Type the records that follow again exactly as written, but drop the pictures.

== Dataset

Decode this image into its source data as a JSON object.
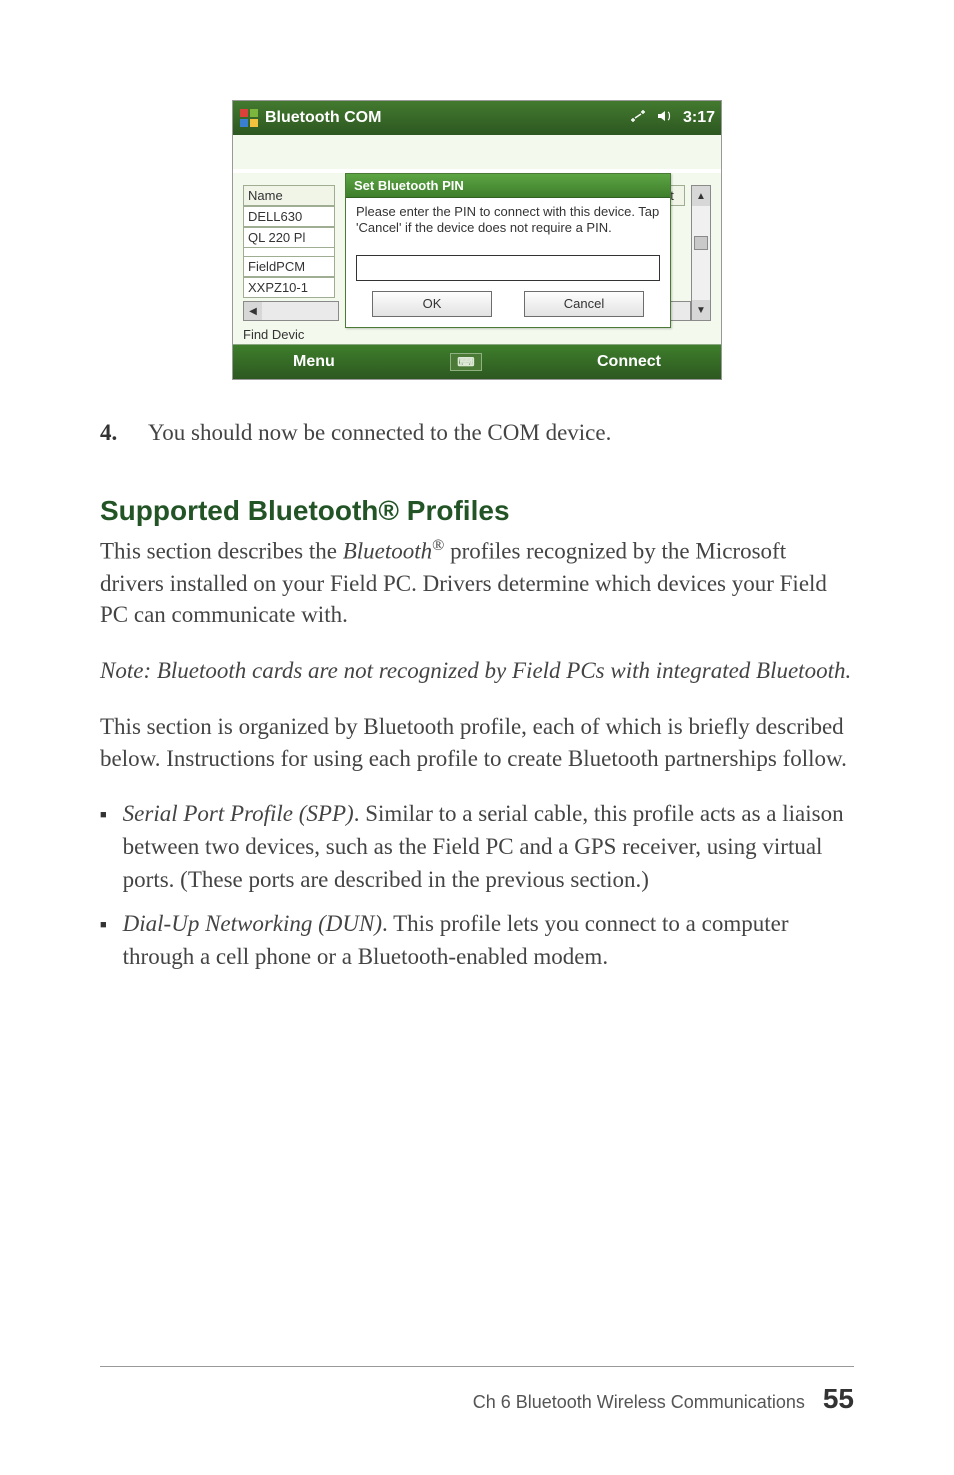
{
  "screenshot": {
    "titlebar": {
      "app": "Bluetooth COM",
      "time": "3:17"
    },
    "table": {
      "name_header": "Name",
      "port_header": "Port",
      "rows": [
        {
          "name": "DELL630"
        },
        {
          "name": "QL 220 Pl"
        },
        {
          "name": "FieldPCM"
        },
        {
          "name": "XXPZ10-1"
        }
      ],
      "find_label": "Find Devic"
    },
    "dialog": {
      "title": "Set Bluetooth PIN",
      "body": "Please enter the PIN to connect with this device. Tap 'Cancel' if the device does not require a PIN.",
      "ok": "OK",
      "cancel": "Cancel"
    },
    "menubar": {
      "left": "Menu",
      "right": "Connect"
    }
  },
  "step4": {
    "num": "4.",
    "text": "You should now be connected to the COM device."
  },
  "heading": "Supported Bluetooth® Profiles",
  "intro": {
    "pre": "This section describes the ",
    "term": "Bluetooth",
    "reg": "®",
    "post": " profiles recognized by the Microsoft drivers installed on your Field PC. Drivers determine which devices your Field PC can communicate with."
  },
  "note": "Note: Bluetooth cards are not recognized by Field PCs with integrated Bluetooth.",
  "para2": "This section is organized by Bluetooth profile, each of which is briefly described below. Instructions for using each profile to create Bluetooth partnerships follow.",
  "bullets": [
    {
      "term": "Serial Port Profile (SPP)",
      "text": ". Similar to a serial cable, this profile acts as a liaison between two devices, such as the Field PC and a GPS receiver, using virtual ports. (These ports are described in the previous section.)"
    },
    {
      "term": "Dial-Up Networking (DUN)",
      "text": ". This profile lets you connect to a computer through a cell phone or a Bluetooth-enabled modem."
    }
  ],
  "footer": {
    "chapter": "Ch 6    Bluetooth Wireless Communications",
    "page": "55"
  }
}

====

Result:
Decode this image into its source data as a JSON object.
{
  "screenshot": {
    "titlebar": {
      "app": "Bluetooth COM",
      "time": "3:17"
    },
    "table": {
      "name_header": "Name",
      "port_header": "Port",
      "rows": [
        {
          "name": "DELL630"
        },
        {
          "name": "QL 220 Pl"
        },
        {
          "name": "FieldPCM"
        },
        {
          "name": "XXPZ10-1"
        }
      ],
      "find_label": "Find Devic"
    },
    "dialog": {
      "title": "Set Bluetooth PIN",
      "body": "Please enter the PIN to connect with this device. Tap 'Cancel' if the device does not require a PIN.",
      "ok": "OK",
      "cancel": "Cancel"
    },
    "menubar": {
      "left": "Menu",
      "right": "Connect"
    }
  },
  "step4": {
    "num": "4.",
    "text": "You should now be connected to the COM device."
  },
  "heading": "Supported Bluetooth® Profiles",
  "intro": {
    "pre": "This section describes the ",
    "term": "Bluetooth",
    "reg": "®",
    "post": " profiles recognized by the Microsoft drivers installed on your Field PC. Drivers determine which devices your Field PC can communicate with."
  },
  "note": "Note: Bluetooth cards are not recognized by Field PCs with integrated Bluetooth.",
  "para2": "This section is organized by Bluetooth profile, each of which is briefly described below. Instructions for using each profile to create Bluetooth partnerships follow.",
  "bullets": [
    {
      "term": "Serial Port Profile (SPP)",
      "text": ". Similar to a serial cable, this profile acts as a liaison between two devices, such as the Field PC and a GPS receiver, using virtual ports. (These ports are described in the previous section.)"
    },
    {
      "term": "Dial-Up Networking (DUN)",
      "text": ". This profile lets you connect to a computer through a cell phone or a Bluetooth-enabled modem."
    }
  ],
  "footer": {
    "chapter": "Ch 6    Bluetooth Wireless Communications",
    "page": "55"
  }
}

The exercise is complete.